Stocchi F, Borgohain R, Onofrj M, et al. A randomized, double-blind, placebo-controlled trial of safinamide as add-on therapy in early Parkinson’s disease patients. Mov Disord. 2012;27(1):106–112.
Barone P, Fernandez H, Ferreira J, et al. Safinamide as add-on therapy to a stable dose of a single dopamine agonist: Results from a randomized, placebo-controlled, 24-week multicenter trial in early idiopathic parkinson disease (PD) patients (MOTION study). Neurology. 2013;80(7 Supp1).
Schapira AH, Stocchi F, Borgohain R, et al. Long-term efficacy and safety of safinamide as add-on therapy in early Parkinson’s disease. Eur J Neurol. 2013;20(2):271–280.
Pagonabarraga J, Kulisevsky J. Safinamide from daily clinical practice: first clinical steps. Rev Neurol. 2017;65(10):433–438.
Mancini F, di Fonzo A, Lazzeri G, et al. Real life evaluation of safinamide effectiveness in Parkinson’s disease. Neurol Sci. 2018;39(4):733–739.
United States Department of Health and Human Services Food and Drug Administration. New drug application approval, NDA 207145: Xadago (safinamide). Silver Spring, MD: Food and Drug Administration; 2017. Available from: https://www.accessdata.fda.gov/drugsatfda_docs/appletter/2017/207145Orig1s000ltr.pdf. Accessed June 28, 2018.
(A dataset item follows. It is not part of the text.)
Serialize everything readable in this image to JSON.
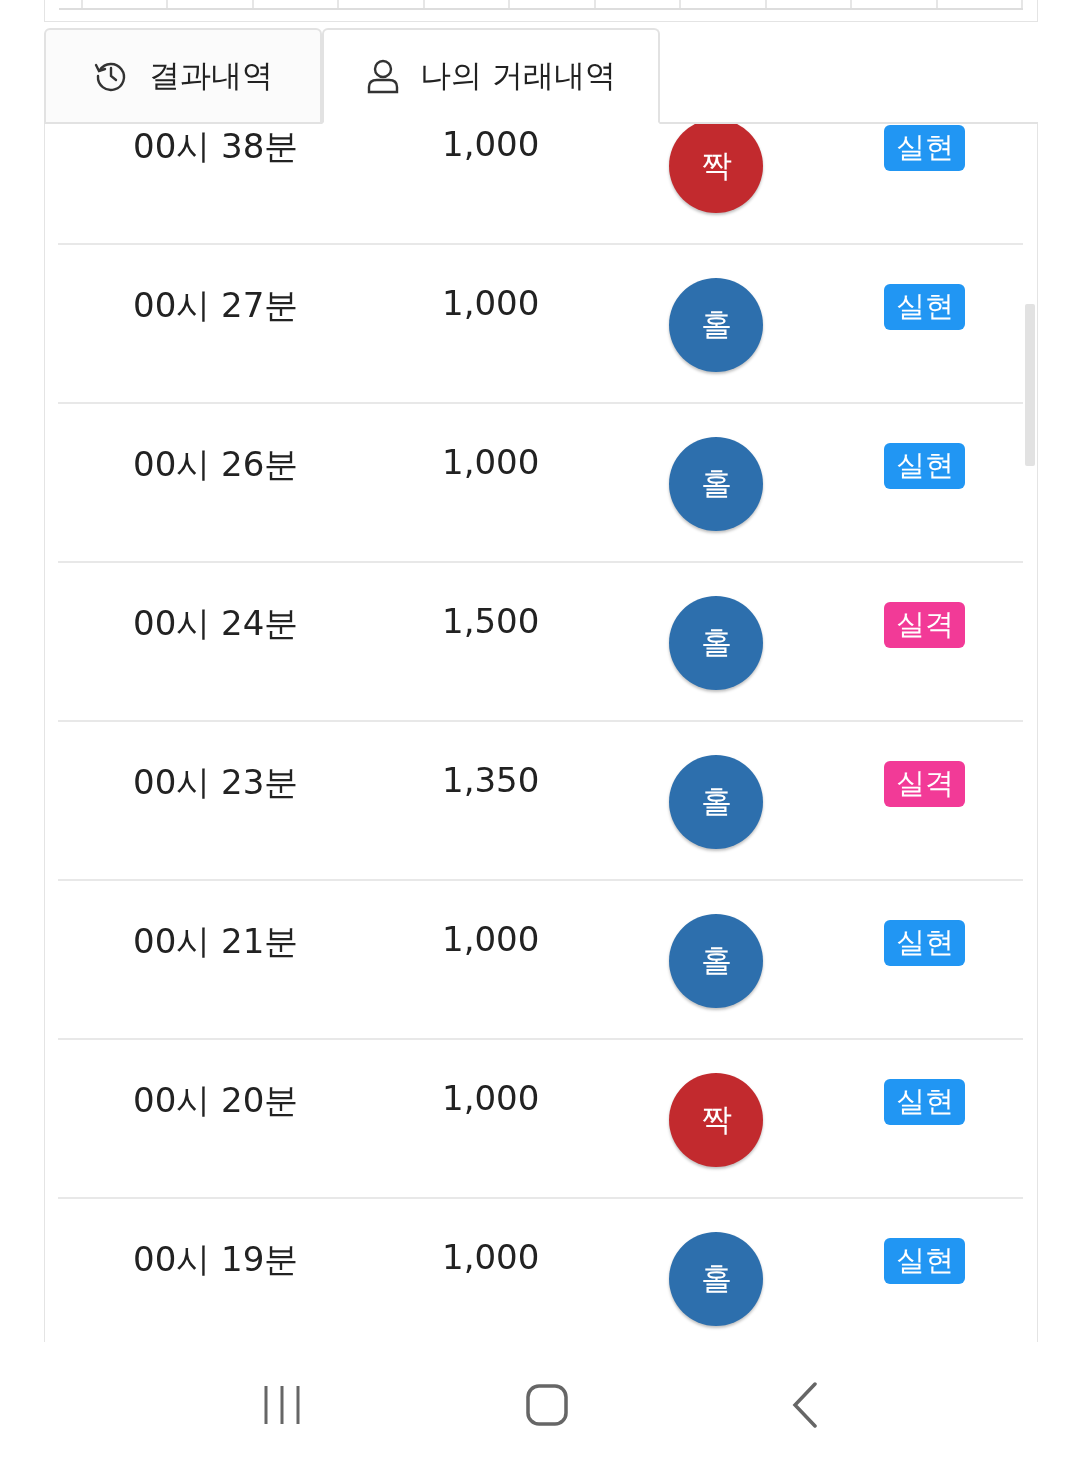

European Commission European Medicines Agency. EPAR summary for the public: Xadago (safinamide). European Medicines Agency; 2015. Available from: http://www.ema.europa.eu/ema/index.jsp?curl=pages/medicines/human/medicines/002396/human_med_001847.jsp&mid=WC0b01ac058001d124. Accessed June 28, 2018.
Blair HA, Dhillon S. Safinamide: A Review in Parkinson’s Disease. CNS Drugs. 2017;31(2):169–176.
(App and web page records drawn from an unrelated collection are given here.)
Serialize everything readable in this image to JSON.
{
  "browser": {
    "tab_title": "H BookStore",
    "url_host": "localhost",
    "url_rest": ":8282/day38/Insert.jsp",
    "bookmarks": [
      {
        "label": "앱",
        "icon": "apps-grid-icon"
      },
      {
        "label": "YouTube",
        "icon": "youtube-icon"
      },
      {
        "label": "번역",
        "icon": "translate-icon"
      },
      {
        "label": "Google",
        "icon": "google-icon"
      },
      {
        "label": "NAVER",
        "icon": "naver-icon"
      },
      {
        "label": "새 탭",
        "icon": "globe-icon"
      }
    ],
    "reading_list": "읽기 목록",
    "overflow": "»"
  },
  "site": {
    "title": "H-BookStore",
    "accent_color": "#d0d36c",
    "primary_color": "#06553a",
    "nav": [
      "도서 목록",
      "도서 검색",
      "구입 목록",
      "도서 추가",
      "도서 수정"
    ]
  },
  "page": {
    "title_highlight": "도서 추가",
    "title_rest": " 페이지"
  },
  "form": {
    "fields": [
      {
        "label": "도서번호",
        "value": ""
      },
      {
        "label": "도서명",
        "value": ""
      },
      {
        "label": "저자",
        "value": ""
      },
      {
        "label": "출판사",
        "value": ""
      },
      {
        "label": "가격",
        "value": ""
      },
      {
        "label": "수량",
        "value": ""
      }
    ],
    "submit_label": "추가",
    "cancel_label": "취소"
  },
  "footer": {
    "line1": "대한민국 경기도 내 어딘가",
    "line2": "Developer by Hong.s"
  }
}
Desouza RM, Schapira A. Safinamide for the treatment of Parkinson’s disease. Expert Opin Pharmacother. 2017;18(9):937–943.
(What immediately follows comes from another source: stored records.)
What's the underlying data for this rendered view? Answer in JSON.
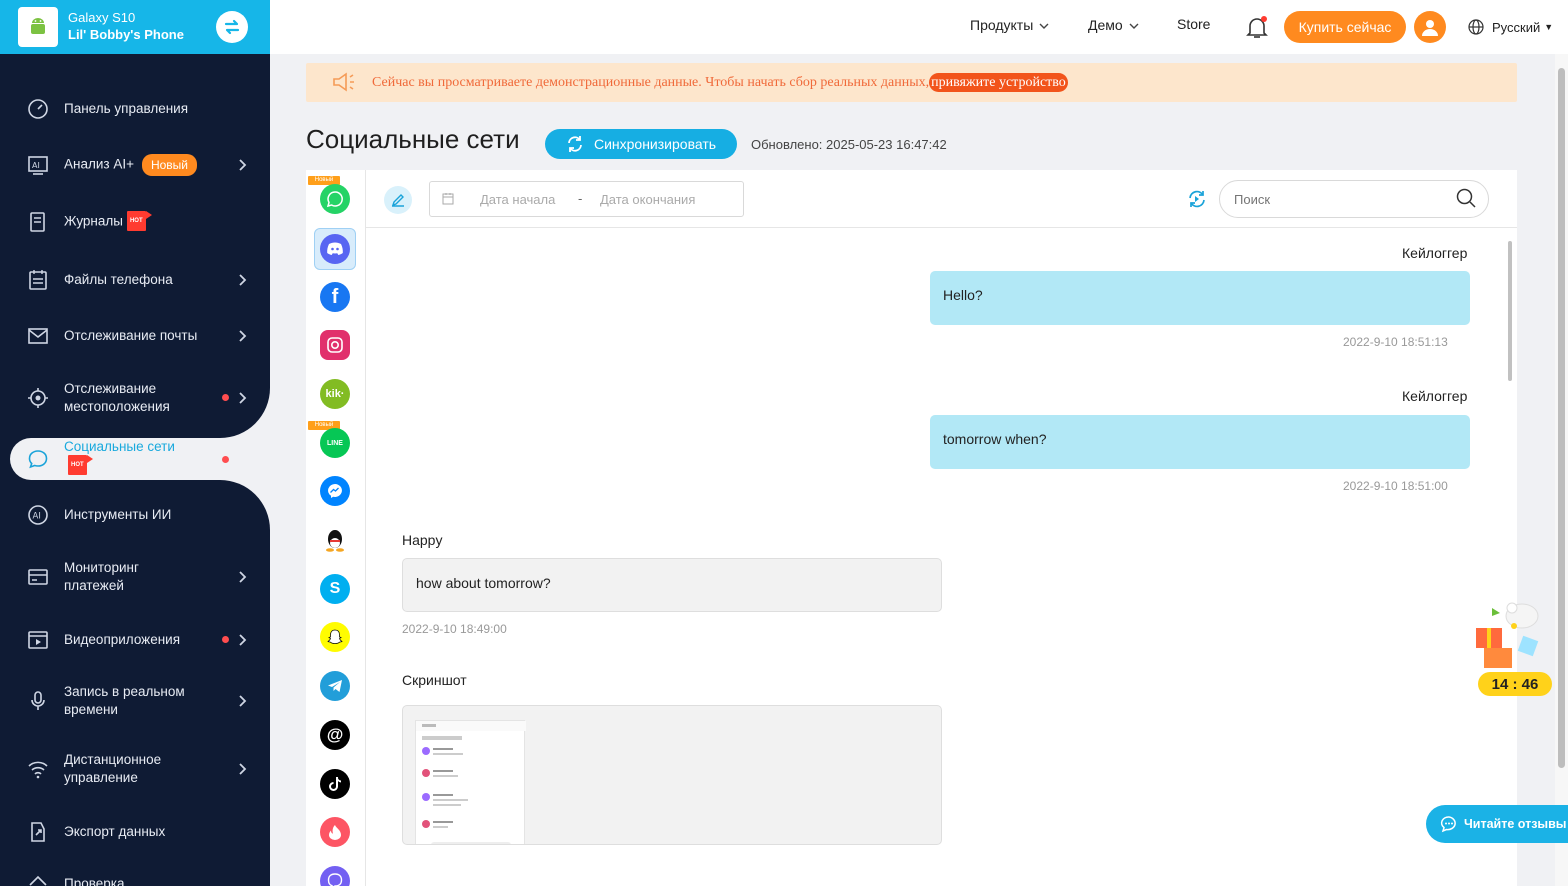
{
  "device": {
    "model": "Galaxy S10",
    "name": "Lil' Bobby's Phone"
  },
  "nav": {
    "dashboard": "Панель управления",
    "ai": "Анализ AI+",
    "ai_badge": "Новый",
    "logs": "Журналы",
    "hot": "HOT",
    "files": "Файлы телефона",
    "mail": "Отслеживание почты",
    "loc1": "Отслеживание",
    "loc2": "местоположения",
    "social": "Социальные сети",
    "aitools": "Инструменты ИИ",
    "pay1": "Мониторинг",
    "pay2": "платежей",
    "video": "Видеоприложения",
    "rec1": "Запись в реальном",
    "rec2": "времени",
    "remote1": "Дистанционное",
    "remote2": "управление",
    "export": "Экспорт данных",
    "check": "Проверка"
  },
  "topbar": {
    "products": "Продукты",
    "demo": "Демо",
    "store": "Store",
    "buy": "Купить сейчас",
    "language": "Русский"
  },
  "banner": {
    "text": "Сейчас вы просматриваете демонстрационные данные. Чтобы начать сбор реальных данных,",
    "link": "привяжите устройство"
  },
  "page": {
    "title": "Социальные сети",
    "sync": "Синхронизировать",
    "updated": "Обновлено: 2025-05-23 16:47:42"
  },
  "apps": {
    "new_tag": "Новый",
    "kik": "kik·"
  },
  "toolbar": {
    "start_date": "Дата начала",
    "dash": "-",
    "end_date": "Дата окончания",
    "search_placeholder": "Поиск"
  },
  "messages": [
    {
      "sender": "Кейлоггер",
      "text": "Hello?",
      "time": "2022-9-10 18:51:13"
    },
    {
      "sender": "Кейлоггер",
      "text": "tomorrow when?",
      "time": "2022-9-10 18:51:00"
    },
    {
      "sender": "Happy",
      "text": "how about tomorrow?",
      "time": "2022-9-10 18:49:00"
    },
    {
      "sender": "Скриншот"
    }
  ],
  "timer": "14 : 46",
  "reviews": "Читайте отзывы"
}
This work is published and licensed by Dove Medical Press Limited. The full terms of this license are available at https://www.dovepress.com/terms.php and incorporate the Creative Commons Attribution - Non Commercial (unported, v3.0) License. By accessing the work you hereby accept the Terms. Non-commercial uses of the work are permitted without any further permission from Dove Medical Press Limited, provided the work is properly attributed. For permission for commercial use of this work, please see paragraphs 4.2 and 5 of our Terms.